## Records for this exercise
···

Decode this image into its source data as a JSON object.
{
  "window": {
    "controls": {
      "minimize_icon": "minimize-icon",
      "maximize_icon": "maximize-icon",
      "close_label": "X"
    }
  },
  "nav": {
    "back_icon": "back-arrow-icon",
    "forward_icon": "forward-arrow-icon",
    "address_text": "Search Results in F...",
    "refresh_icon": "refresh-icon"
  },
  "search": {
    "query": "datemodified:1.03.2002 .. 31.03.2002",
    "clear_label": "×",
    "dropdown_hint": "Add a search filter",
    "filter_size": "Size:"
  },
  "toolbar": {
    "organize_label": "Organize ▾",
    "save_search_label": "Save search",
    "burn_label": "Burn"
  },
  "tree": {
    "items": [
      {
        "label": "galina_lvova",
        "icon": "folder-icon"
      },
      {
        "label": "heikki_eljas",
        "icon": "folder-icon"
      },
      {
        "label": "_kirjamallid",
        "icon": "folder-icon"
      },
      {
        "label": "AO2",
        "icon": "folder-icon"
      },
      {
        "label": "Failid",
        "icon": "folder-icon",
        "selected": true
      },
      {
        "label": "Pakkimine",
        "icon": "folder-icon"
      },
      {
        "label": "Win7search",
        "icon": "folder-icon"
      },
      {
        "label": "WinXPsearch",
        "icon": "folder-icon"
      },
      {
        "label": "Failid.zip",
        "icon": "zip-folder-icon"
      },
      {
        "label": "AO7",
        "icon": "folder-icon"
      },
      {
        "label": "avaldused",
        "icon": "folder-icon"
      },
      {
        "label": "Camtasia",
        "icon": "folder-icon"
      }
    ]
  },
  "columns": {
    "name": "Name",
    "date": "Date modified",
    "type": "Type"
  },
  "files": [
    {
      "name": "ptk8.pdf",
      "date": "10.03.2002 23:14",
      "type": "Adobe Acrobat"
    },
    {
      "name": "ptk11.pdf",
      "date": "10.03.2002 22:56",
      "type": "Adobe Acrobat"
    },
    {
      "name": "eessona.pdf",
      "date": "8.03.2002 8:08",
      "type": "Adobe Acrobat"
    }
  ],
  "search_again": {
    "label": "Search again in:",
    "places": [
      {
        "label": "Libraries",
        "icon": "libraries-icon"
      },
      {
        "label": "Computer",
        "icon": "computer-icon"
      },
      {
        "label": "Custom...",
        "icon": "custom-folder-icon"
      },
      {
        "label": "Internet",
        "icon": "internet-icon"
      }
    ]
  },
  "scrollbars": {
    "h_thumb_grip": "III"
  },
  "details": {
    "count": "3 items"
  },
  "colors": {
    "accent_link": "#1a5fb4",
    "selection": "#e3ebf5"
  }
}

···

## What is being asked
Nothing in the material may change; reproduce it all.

## Answer below
Decode this image into its source data as a JSON object.
{
  "window": {
    "controls": {
      "minimize_icon": "minimize-icon",
      "maximize_icon": "maximize-icon",
      "close_label": "X"
    }
  },
  "nav": {
    "back_icon": "back-arrow-icon",
    "forward_icon": "forward-arrow-icon",
    "address_text": "Search Results in F...",
    "refresh_icon": "refresh-icon"
  },
  "search": {
    "query": "datemodified:1.03.2002 .. 31.03.2002",
    "clear_label": "×",
    "dropdown_hint": "Add a search filter",
    "filter_size": "Size:"
  },
  "toolbar": {
    "organize_label": "Organize ▾",
    "save_search_label": "Save search",
    "burn_label": "Burn"
  },
  "tree": {
    "items": [
      {
        "label": "galina_lvova",
        "icon": "folder-icon"
      },
      {
        "label": "heikki_eljas",
        "icon": "folder-icon"
      },
      {
        "label": "_kirjamallid",
        "icon": "folder-icon"
      },
      {
        "label": "AO2",
        "icon": "folder-icon"
      },
      {
        "label": "Failid",
        "icon": "folder-icon",
        "selected": true
      },
      {
        "label": "Pakkimine",
        "icon": "folder-icon"
      },
      {
        "label": "Win7search",
        "icon": "folder-icon"
      },
      {
        "label": "WinXPsearch",
        "icon": "folder-icon"
      },
      {
        "label": "Failid.zip",
        "icon": "zip-folder-icon"
      },
      {
        "label": "AO7",
        "icon": "folder-icon"
      },
      {
        "label": "avaldused",
        "icon": "folder-icon"
      },
      {
        "label": "Camtasia",
        "icon": "folder-icon"
      }
    ]
  },
  "columns": {
    "name": "Name",
    "date": "Date modified",
    "type": "Type"
  },
  "files": [
    {
      "name": "ptk8.pdf",
      "date": "10.03.2002 23:14",
      "type": "Adobe Acrobat"
    },
    {
      "name": "ptk11.pdf",
      "date": "10.03.2002 22:56",
      "type": "Adobe Acrobat"
    },
    {
      "name": "eessona.pdf",
      "date": "8.03.2002 8:08",
      "type": "Adobe Acrobat"
    }
  ],
  "search_again": {
    "label": "Search again in:",
    "places": [
      {
        "label": "Libraries",
        "icon": "libraries-icon"
      },
      {
        "label": "Computer",
        "icon": "computer-icon"
      },
      {
        "label": "Custom...",
        "icon": "custom-folder-icon"
      },
      {
        "label": "Internet",
        "icon": "internet-icon"
      }
    ]
  },
  "scrollbars": {
    "h_thumb_grip": "III"
  },
  "details": {
    "count": "3 items"
  },
  "colors": {
    "accent_link": "#1a5fb4",
    "selection": "#e3ebf5"
  }
}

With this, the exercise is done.